Component data from apps and pages.
* * *

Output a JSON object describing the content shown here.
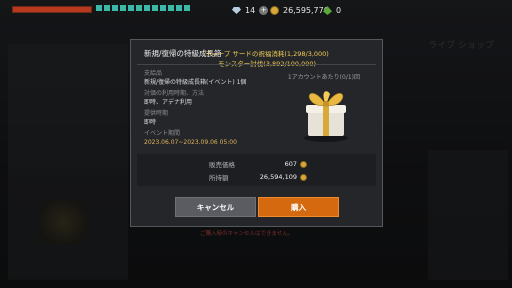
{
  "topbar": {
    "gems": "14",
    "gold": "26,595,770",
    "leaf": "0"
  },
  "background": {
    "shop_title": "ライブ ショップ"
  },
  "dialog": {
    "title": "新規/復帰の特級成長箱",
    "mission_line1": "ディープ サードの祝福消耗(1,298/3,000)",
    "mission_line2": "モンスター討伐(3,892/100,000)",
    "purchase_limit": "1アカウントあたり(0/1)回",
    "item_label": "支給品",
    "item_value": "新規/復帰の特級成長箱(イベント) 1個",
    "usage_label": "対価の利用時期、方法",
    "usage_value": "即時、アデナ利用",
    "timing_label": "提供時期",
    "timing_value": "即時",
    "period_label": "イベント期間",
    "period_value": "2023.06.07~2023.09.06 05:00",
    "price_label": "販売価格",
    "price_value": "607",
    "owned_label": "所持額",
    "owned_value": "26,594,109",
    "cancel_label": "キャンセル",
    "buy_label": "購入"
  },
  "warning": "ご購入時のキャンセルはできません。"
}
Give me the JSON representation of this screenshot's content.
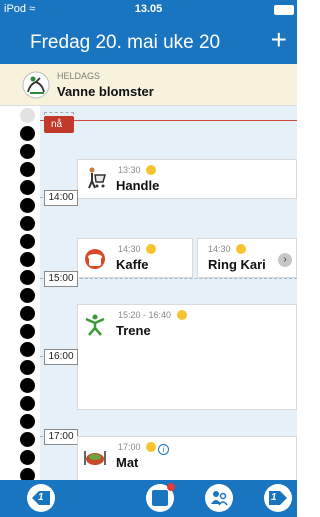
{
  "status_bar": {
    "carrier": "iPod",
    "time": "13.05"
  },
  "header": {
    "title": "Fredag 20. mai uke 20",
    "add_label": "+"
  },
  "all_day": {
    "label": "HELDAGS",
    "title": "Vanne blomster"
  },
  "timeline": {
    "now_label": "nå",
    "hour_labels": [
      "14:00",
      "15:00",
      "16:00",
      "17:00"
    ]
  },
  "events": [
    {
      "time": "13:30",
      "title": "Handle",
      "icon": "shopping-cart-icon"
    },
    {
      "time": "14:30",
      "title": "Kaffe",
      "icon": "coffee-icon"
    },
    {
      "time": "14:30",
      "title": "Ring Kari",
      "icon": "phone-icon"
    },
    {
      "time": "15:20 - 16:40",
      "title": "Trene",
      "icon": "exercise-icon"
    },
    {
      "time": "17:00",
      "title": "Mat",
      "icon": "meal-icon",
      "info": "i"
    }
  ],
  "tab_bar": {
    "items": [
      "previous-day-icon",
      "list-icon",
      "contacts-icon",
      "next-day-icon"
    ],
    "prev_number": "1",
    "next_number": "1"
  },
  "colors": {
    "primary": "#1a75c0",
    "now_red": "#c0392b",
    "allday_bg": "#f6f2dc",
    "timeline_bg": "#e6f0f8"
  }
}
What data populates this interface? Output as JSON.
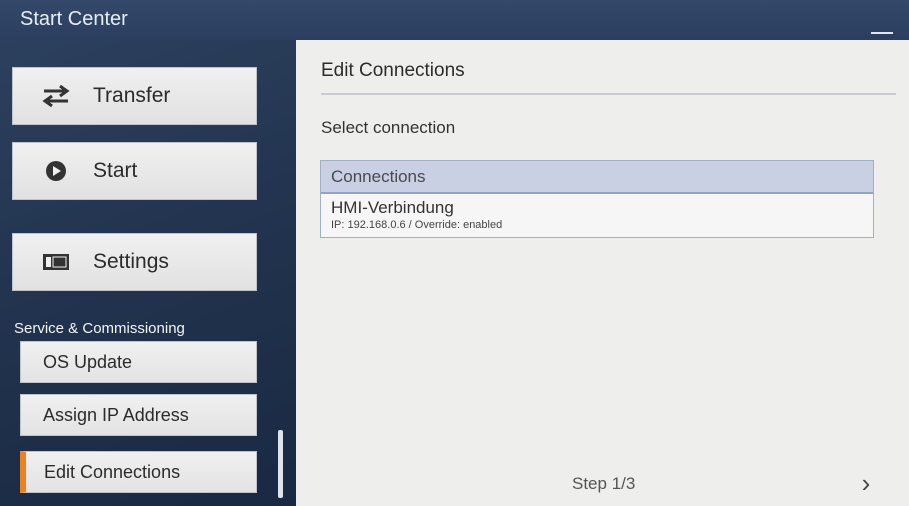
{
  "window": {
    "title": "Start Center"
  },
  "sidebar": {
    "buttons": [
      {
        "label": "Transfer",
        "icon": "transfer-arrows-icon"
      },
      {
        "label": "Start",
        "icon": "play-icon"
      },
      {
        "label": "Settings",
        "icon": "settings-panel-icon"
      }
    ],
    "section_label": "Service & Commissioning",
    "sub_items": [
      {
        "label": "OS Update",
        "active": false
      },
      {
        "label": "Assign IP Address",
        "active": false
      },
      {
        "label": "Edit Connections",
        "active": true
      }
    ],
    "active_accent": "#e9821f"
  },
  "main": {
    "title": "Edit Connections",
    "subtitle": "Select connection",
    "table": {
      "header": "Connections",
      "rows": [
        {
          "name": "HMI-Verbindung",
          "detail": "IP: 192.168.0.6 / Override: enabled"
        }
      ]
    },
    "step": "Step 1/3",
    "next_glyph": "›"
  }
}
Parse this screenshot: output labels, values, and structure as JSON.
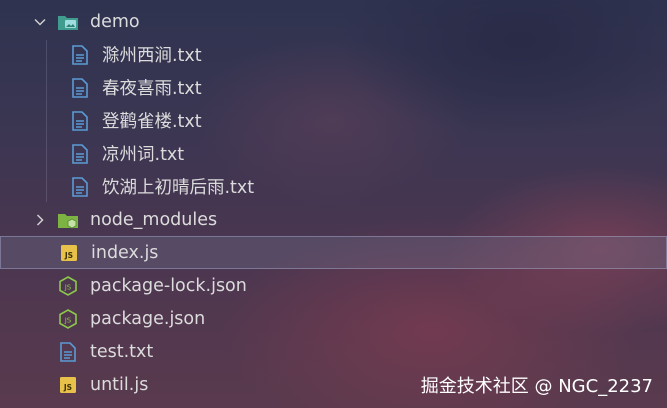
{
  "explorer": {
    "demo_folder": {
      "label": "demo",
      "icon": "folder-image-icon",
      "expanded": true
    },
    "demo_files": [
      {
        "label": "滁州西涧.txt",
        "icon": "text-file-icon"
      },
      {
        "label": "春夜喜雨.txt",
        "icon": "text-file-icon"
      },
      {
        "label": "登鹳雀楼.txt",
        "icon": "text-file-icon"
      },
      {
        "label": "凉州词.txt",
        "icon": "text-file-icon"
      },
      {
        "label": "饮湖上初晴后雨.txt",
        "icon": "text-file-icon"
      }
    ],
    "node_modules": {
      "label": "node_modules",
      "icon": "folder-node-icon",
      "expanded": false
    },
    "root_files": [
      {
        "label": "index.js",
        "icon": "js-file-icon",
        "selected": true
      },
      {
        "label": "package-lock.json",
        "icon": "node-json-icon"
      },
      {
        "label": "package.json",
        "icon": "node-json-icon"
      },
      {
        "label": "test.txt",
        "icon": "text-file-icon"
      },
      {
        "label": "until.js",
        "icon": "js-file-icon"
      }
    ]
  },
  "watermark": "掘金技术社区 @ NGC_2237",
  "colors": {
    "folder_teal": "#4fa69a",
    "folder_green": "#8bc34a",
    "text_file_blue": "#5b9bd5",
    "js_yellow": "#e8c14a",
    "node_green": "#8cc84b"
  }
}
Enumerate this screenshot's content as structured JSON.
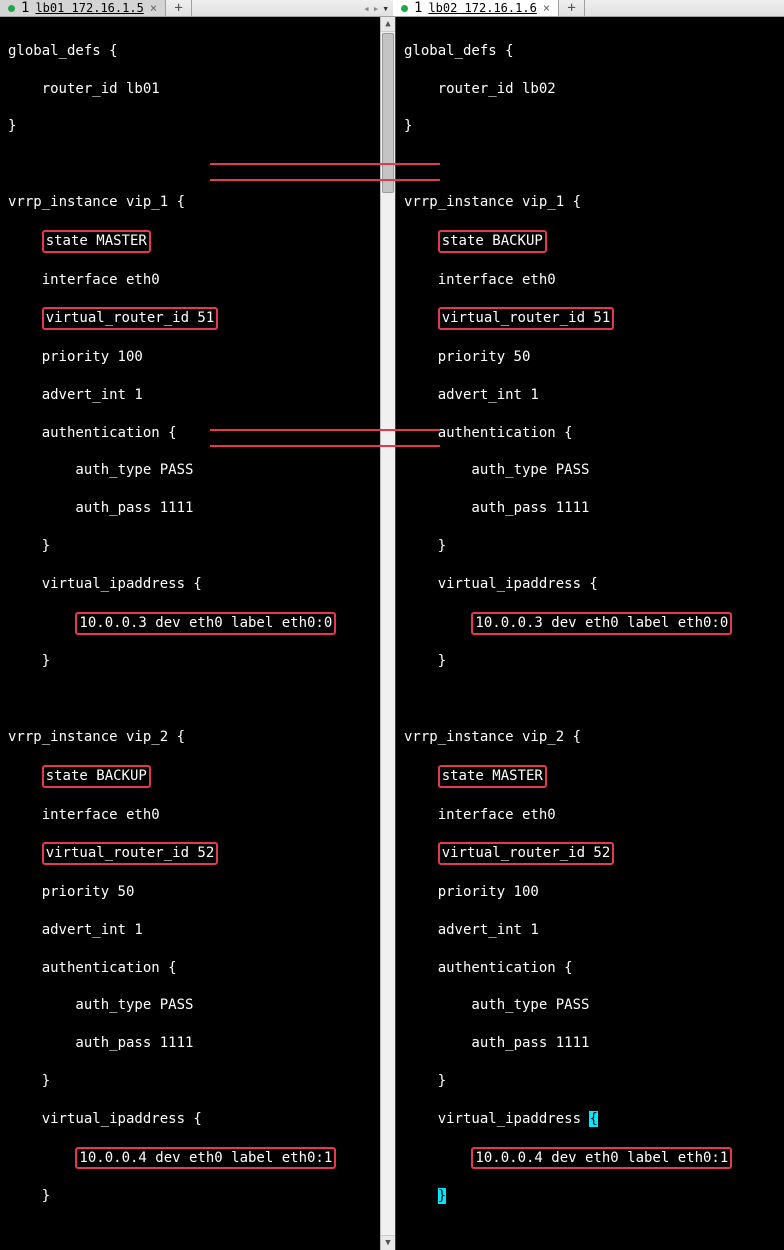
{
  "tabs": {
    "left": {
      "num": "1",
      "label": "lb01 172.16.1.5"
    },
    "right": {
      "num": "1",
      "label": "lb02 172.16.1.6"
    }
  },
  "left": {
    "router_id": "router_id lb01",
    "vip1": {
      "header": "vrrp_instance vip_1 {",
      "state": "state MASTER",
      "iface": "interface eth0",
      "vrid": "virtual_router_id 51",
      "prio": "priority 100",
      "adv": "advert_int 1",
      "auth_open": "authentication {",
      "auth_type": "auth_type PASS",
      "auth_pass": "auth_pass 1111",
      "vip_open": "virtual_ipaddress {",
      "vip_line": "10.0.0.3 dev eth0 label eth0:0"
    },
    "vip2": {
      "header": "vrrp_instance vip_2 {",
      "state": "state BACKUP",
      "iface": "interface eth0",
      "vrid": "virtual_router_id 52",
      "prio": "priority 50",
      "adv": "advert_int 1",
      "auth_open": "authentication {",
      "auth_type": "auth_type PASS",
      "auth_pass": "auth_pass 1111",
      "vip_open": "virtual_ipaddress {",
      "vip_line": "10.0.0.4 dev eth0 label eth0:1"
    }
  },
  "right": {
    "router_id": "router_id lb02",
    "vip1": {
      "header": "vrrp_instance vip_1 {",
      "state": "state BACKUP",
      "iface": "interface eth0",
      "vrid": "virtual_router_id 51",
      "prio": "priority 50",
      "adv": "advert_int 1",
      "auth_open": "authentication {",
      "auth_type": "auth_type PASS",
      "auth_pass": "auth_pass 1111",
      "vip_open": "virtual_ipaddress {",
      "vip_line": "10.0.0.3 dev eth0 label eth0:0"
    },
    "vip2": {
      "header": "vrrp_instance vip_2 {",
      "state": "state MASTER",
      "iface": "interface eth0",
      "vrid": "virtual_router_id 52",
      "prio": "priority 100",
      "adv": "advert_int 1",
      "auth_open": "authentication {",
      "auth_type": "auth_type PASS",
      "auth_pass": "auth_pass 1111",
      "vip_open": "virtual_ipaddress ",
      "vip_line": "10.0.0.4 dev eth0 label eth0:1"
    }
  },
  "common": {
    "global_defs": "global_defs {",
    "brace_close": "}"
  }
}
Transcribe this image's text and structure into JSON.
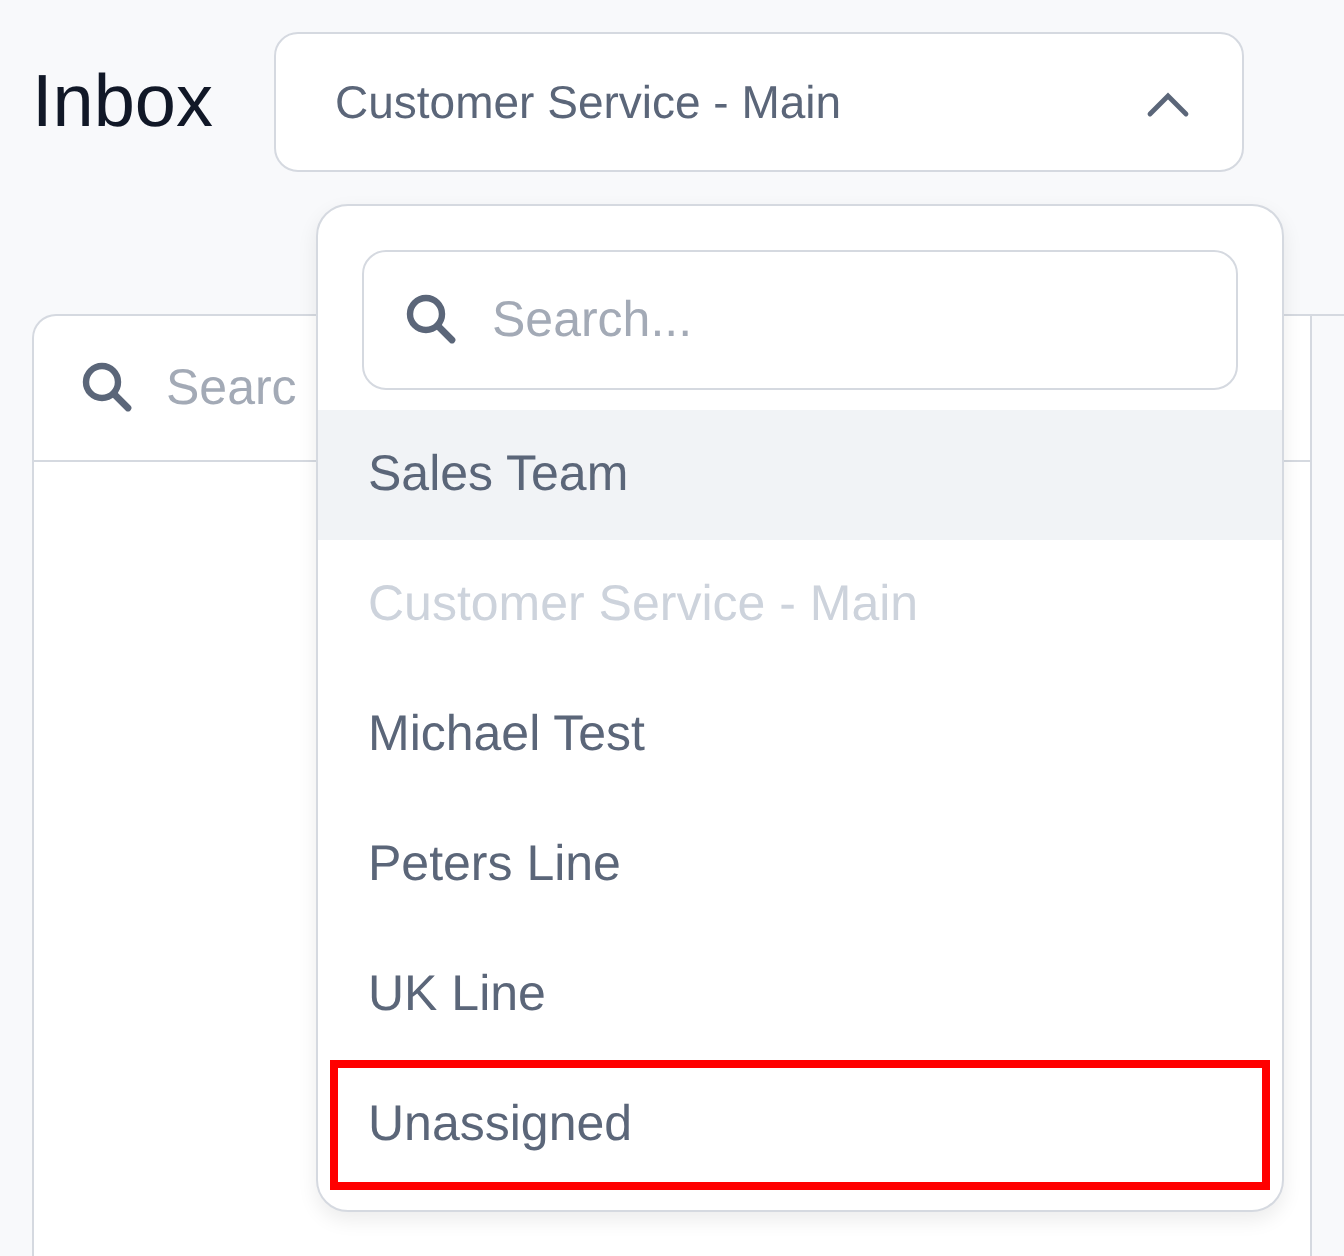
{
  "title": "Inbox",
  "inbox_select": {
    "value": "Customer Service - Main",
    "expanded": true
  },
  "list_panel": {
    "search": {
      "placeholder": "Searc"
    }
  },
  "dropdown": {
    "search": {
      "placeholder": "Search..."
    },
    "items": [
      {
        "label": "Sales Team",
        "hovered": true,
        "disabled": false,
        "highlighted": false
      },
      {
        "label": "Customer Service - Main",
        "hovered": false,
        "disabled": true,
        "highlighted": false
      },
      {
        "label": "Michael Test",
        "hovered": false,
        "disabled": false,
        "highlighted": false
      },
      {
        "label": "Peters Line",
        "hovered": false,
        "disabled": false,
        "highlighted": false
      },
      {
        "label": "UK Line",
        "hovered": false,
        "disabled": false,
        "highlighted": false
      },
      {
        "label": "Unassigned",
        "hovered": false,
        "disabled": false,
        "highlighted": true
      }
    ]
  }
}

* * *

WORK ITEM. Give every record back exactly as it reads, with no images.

RESULT.
Output a JSON object describing the content shown here.
{
  "topbar": {
    "gems": "14",
    "gold": "26,595,770",
    "leaf": "0"
  },
  "background": {
    "shop_title": "ライブ ショップ"
  },
  "dialog": {
    "title": "新規/復帰の特級成長箱",
    "mission_line1": "ディープ サードの祝福消耗(1,298/3,000)",
    "mission_line2": "モンスター討伐(3,892/100,000)",
    "purchase_limit": "1アカウントあたり(0/1)回",
    "item_label": "支給品",
    "item_value": "新規/復帰の特級成長箱(イベント) 1個",
    "usage_label": "対価の利用時期、方法",
    "usage_value": "即時、アデナ利用",
    "timing_label": "提供時期",
    "timing_value": "即時",
    "period_label": "イベント期間",
    "period_value": "2023.06.07~2023.09.06 05:00",
    "price_label": "販売価格",
    "price_value": "607",
    "owned_label": "所持額",
    "owned_value": "26,594,109",
    "cancel_label": "キャンセル",
    "buy_label": "購入"
  },
  "warning": "ご購入時のキャンセルはできません。"
}
Give me the JSON representation of this screenshot's content.
{
  "status_bar": {
    "carrier": "iPod",
    "time": "13.05"
  },
  "header": {
    "title": "Fredag 20. mai uke 20",
    "add_label": "+"
  },
  "all_day": {
    "label": "HELDAGS",
    "title": "Vanne blomster"
  },
  "timeline": {
    "now_label": "nå",
    "hour_labels": [
      "14:00",
      "15:00",
      "16:00",
      "17:00"
    ]
  },
  "events": [
    {
      "time": "13:30",
      "title": "Handle",
      "icon": "shopping-cart-icon"
    },
    {
      "time": "14:30",
      "title": "Kaffe",
      "icon": "coffee-icon"
    },
    {
      "time": "14:30",
      "title": "Ring Kari",
      "icon": "phone-icon"
    },
    {
      "time": "15:20 - 16:40",
      "title": "Trene",
      "icon": "exercise-icon"
    },
    {
      "time": "17:00",
      "title": "Mat",
      "icon": "meal-icon",
      "info": "i"
    }
  ],
  "tab_bar": {
    "items": [
      "previous-day-icon",
      "list-icon",
      "contacts-icon",
      "next-day-icon"
    ],
    "prev_number": "1",
    "next_number": "1"
  },
  "colors": {
    "primary": "#1a75c0",
    "now_red": "#c0392b",
    "allday_bg": "#f6f2dc",
    "timeline_bg": "#e6f0f8"
  }
}
What data populates this interface? Output as JSON.
{
  "window": {
    "title": "Start Center"
  },
  "sidebar": {
    "buttons": [
      {
        "label": "Transfer",
        "icon": "transfer-arrows-icon"
      },
      {
        "label": "Start",
        "icon": "play-icon"
      },
      {
        "label": "Settings",
        "icon": "settings-panel-icon"
      }
    ],
    "section_label": "Service & Commissioning",
    "sub_items": [
      {
        "label": "OS Update",
        "active": false
      },
      {
        "label": "Assign IP Address",
        "active": false
      },
      {
        "label": "Edit Connections",
        "active": true
      }
    ],
    "active_accent": "#e9821f"
  },
  "main": {
    "title": "Edit Connections",
    "subtitle": "Select connection",
    "table": {
      "header": "Connections",
      "rows": [
        {
          "name": "HMI-Verbindung",
          "detail": "IP: 192.168.0.6 / Override: enabled"
        }
      ]
    },
    "step": "Step 1/3",
    "next_glyph": "›"
  }
}
Parse this screenshot: output labels, values, and structure as JSON.
{
  "explorer": {
    "demo_folder": {
      "label": "demo",
      "icon": "folder-image-icon",
      "expanded": true
    },
    "demo_files": [
      {
        "label": "滁州西涧.txt",
        "icon": "text-file-icon"
      },
      {
        "label": "春夜喜雨.txt",
        "icon": "text-file-icon"
      },
      {
        "label": "登鹳雀楼.txt",
        "icon": "text-file-icon"
      },
      {
        "label": "凉州词.txt",
        "icon": "text-file-icon"
      },
      {
        "label": "饮湖上初晴后雨.txt",
        "icon": "text-file-icon"
      }
    ],
    "node_modules": {
      "label": "node_modules",
      "icon": "folder-node-icon",
      "expanded": false
    },
    "root_files": [
      {
        "label": "index.js",
        "icon": "js-file-icon",
        "selected": true
      },
      {
        "label": "package-lock.json",
        "icon": "node-json-icon"
      },
      {
        "label": "package.json",
        "icon": "node-json-icon"
      },
      {
        "label": "test.txt",
        "icon": "text-file-icon"
      },
      {
        "label": "until.js",
        "icon": "js-file-icon"
      }
    ]
  },
  "watermark": "掘金技术社区 @ NGC_2237",
  "colors": {
    "folder_teal": "#4fa69a",
    "folder_green": "#8bc34a",
    "text_file_blue": "#5b9bd5",
    "js_yellow": "#e8c14a",
    "node_green": "#8cc84b"
  }
}
Enumerate this screenshot's content as structured JSON.
{
  "tabs": {
    "left": {
      "num": "1",
      "label": "lb01 172.16.1.5"
    },
    "right": {
      "num": "1",
      "label": "lb02 172.16.1.6"
    }
  },
  "left": {
    "router_id": "router_id lb01",
    "vip1": {
      "header": "vrrp_instance vip_1 {",
      "state": "state MASTER",
      "iface": "interface eth0",
      "vrid": "virtual_router_id 51",
      "prio": "priority 100",
      "adv": "advert_int 1",
      "auth_open": "authentication {",
      "auth_type": "auth_type PASS",
      "auth_pass": "auth_pass 1111",
      "vip_open": "virtual_ipaddress {",
      "vip_line": "10.0.0.3 dev eth0 label eth0:0"
    },
    "vip2": {
      "header": "vrrp_instance vip_2 {",
      "state": "state BACKUP",
      "iface": "interface eth0",
      "vrid": "virtual_router_id 52",
      "prio": "priority 50",
      "adv": "advert_int 1",
      "auth_open": "authentication {",
      "auth_type": "auth_type PASS",
      "auth_pass": "auth_pass 1111",
      "vip_open": "virtual_ipaddress {",
      "vip_line": "10.0.0.4 dev eth0 label eth0:1"
    }
  },
  "right": {
    "router_id": "router_id lb02",
    "vip1": {
      "header": "vrrp_instance vip_1 {",
      "state": "state BACKUP",
      "iface": "interface eth0",
      "vrid": "virtual_router_id 51",
      "prio": "priority 50",
      "adv": "advert_int 1",
      "auth_open": "authentication {",
      "auth_type": "auth_type PASS",
      "auth_pass": "auth_pass 1111",
      "vip_open": "virtual_ipaddress {",
      "vip_line": "10.0.0.3 dev eth0 label eth0:0"
    },
    "vip2": {
      "header": "vrrp_instance vip_2 {",
      "state": "state MASTER",
      "iface": "interface eth0",
      "vrid": "virtual_router_id 52",
      "prio": "priority 100",
      "adv": "advert_int 1",
      "auth_open": "authentication {",
      "auth_type": "auth_type PASS",
      "auth_pass": "auth_pass 1111",
      "vip_open": "virtual_ipaddress ",
      "vip_line": "10.0.0.4 dev eth0 label eth0:1"
    }
  },
  "common": {
    "global_defs": "global_defs {",
    "brace_close": "}"
  }
}
Transcribe this image's text and structure into JSON.
{
  "title": "Inbox",
  "inbox_select": {
    "value": "Customer Service - Main",
    "expanded": true
  },
  "list_panel": {
    "search": {
      "placeholder": "Searc"
    }
  },
  "dropdown": {
    "search": {
      "placeholder": "Search..."
    },
    "items": [
      {
        "label": "Sales Team",
        "hovered": true,
        "disabled": false,
        "highlighted": false
      },
      {
        "label": "Customer Service - Main",
        "hovered": false,
        "disabled": true,
        "highlighted": false
      },
      {
        "label": "Michael Test",
        "hovered": false,
        "disabled": false,
        "highlighted": false
      },
      {
        "label": "Peters Line",
        "hovered": false,
        "disabled": false,
        "highlighted": false
      },
      {
        "label": "UK Line",
        "hovered": false,
        "disabled": false,
        "highlighted": false
      },
      {
        "label": "Unassigned",
        "hovered": false,
        "disabled": false,
        "highlighted": true
      }
    ]
  }
}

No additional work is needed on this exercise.